It is well-understood these days that hospitals and other healthcare organizations need to maintain a blog. It’s a great way to reach potential patients, referring physicians and your own staff. Whether you are launching your organization’s blog yourself or just being asked to contribute one article, here are four tips to get you started.
Forget what you know
Writing about what you know implies that you actually know something--something important, or incredibly interesting, or that has never, ever, been written about before. Who can write anything under that pressure?
Instead, think about what you don’t know, what you’d like to learn or some mystery that has always eluded you… then bring your readers along for the ride. People are more likely to engage with a quest they’re experiencing with you, than an insight handed off to them.
How can you admit you don’t know something if you’re representing a hospital filled with experts? Readers want to read a blog written by an actual human being, not an institution. People like to get healthcare information from friends and family, so just be yourself—write from your own point-of-view.
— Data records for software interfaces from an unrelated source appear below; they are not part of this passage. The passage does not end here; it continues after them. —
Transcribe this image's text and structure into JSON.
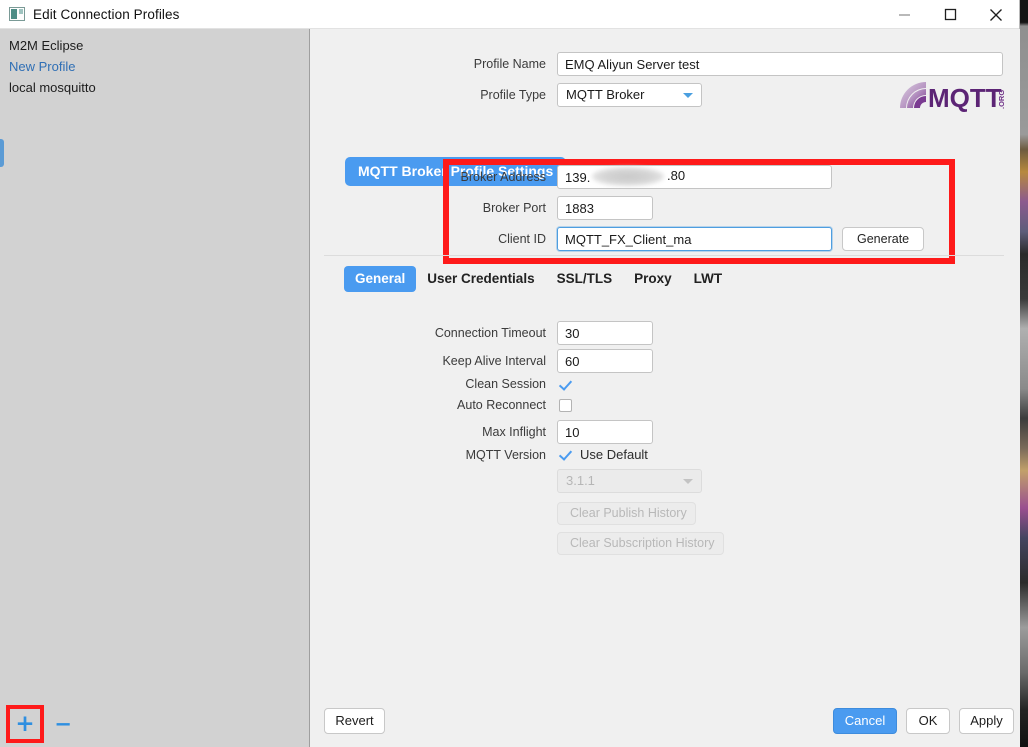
{
  "window": {
    "title": "Edit Connection Profiles",
    "icon": "window-app-icon",
    "minimize_label": "—",
    "maximize_label": "□",
    "close_label": "✕"
  },
  "sidebar": {
    "items": [
      {
        "label": "M2M Eclipse",
        "selected": false
      },
      {
        "label": "New Profile",
        "selected": true
      },
      {
        "label": "local mosquitto",
        "selected": false
      }
    ],
    "add_label": "+",
    "remove_label": "−"
  },
  "header": {
    "profile_name_label": "Profile Name",
    "profile_name_value": "EMQ Aliyun Server test",
    "profile_type_label": "Profile Type",
    "profile_type_value": "MQTT Broker",
    "logo_text": "MQTT",
    "logo_suffix": ".ORG"
  },
  "section": {
    "pill_label": "MQTT Broker Profile Settings",
    "broker_address_label": "Broker Address",
    "broker_address_value": "139.",
    "broker_address_value_tail": ".80",
    "broker_port_label": "Broker Port",
    "broker_port_value": "1883",
    "client_id_label": "Client ID",
    "client_id_value": "MQTT_FX_Client_ma",
    "generate_label": "Generate"
  },
  "tabs": [
    {
      "label": "General",
      "active": true
    },
    {
      "label": "User Credentials",
      "active": false
    },
    {
      "label": "SSL/TLS",
      "active": false
    },
    {
      "label": "Proxy",
      "active": false
    },
    {
      "label": "LWT",
      "active": false
    }
  ],
  "general": {
    "connection_timeout_label": "Connection Timeout",
    "connection_timeout_value": "30",
    "keep_alive_label": "Keep Alive Interval",
    "keep_alive_value": "60",
    "clean_session_label": "Clean Session",
    "clean_session_checked": true,
    "auto_reconnect_label": "Auto Reconnect",
    "auto_reconnect_checked": false,
    "max_inflight_label": "Max Inflight",
    "max_inflight_value": "10",
    "mqtt_version_label": "MQTT Version",
    "use_default_label": "Use Default",
    "use_default_checked": true,
    "version_value": "3.1.1",
    "clear_publish_label": "Clear Publish History",
    "clear_subscription_label": "Clear Subscription History"
  },
  "footer": {
    "revert_label": "Revert",
    "cancel_label": "Cancel",
    "ok_label": "OK",
    "apply_label": "Apply"
  },
  "colors": {
    "accent_blue": "#4a9bf0",
    "highlight_red": "#fe1a1a",
    "link_blue": "#2f6fb5",
    "logo_purple": "#6b2d7a"
  }
}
You’re a real person just like your readers and they will enjoy sharing your quest for knowledge.
Focus on a Failure
There are plenty places to get “how to” health information, but what about “how NOT to?” After all, we learn more from failure than we do success. Share some of that hard-earned wisdom by telling the stories that lead you to it.
Mine your connections
Call up three to five people in similar roles and pose a question (any question). Then write about their responses. Keep the conversation light… you don’t have to name names or quote sources. But an informal survey can be just the thing to kick-start your article.
The questions can be anything from “what’s your biggest hiring challenge?” to getting thoughts on a medical topic making news. Have fun with it and your readers will, too.
When you are done, stop
My mom and I are the writers in the family, but it was my math-minded, engineer dad who gave me the best piece of writing advice I ever received. I was having a hard time finding a way to end an article. His answer? “Stop writing.”
It was a joke, I know. I did it anyway… and have used it time and time again since. It almost always works. As writers, we want the last word to leave our readers with that brilliant conclusive nugget that will stick in their minds. But the thing about endings is we rarely know when they’re coming and it’s obvious once they’ve gone. So step away from your article for one hour, then take another look. Chances are that last sentence you wrote makes a pretty good ending after all.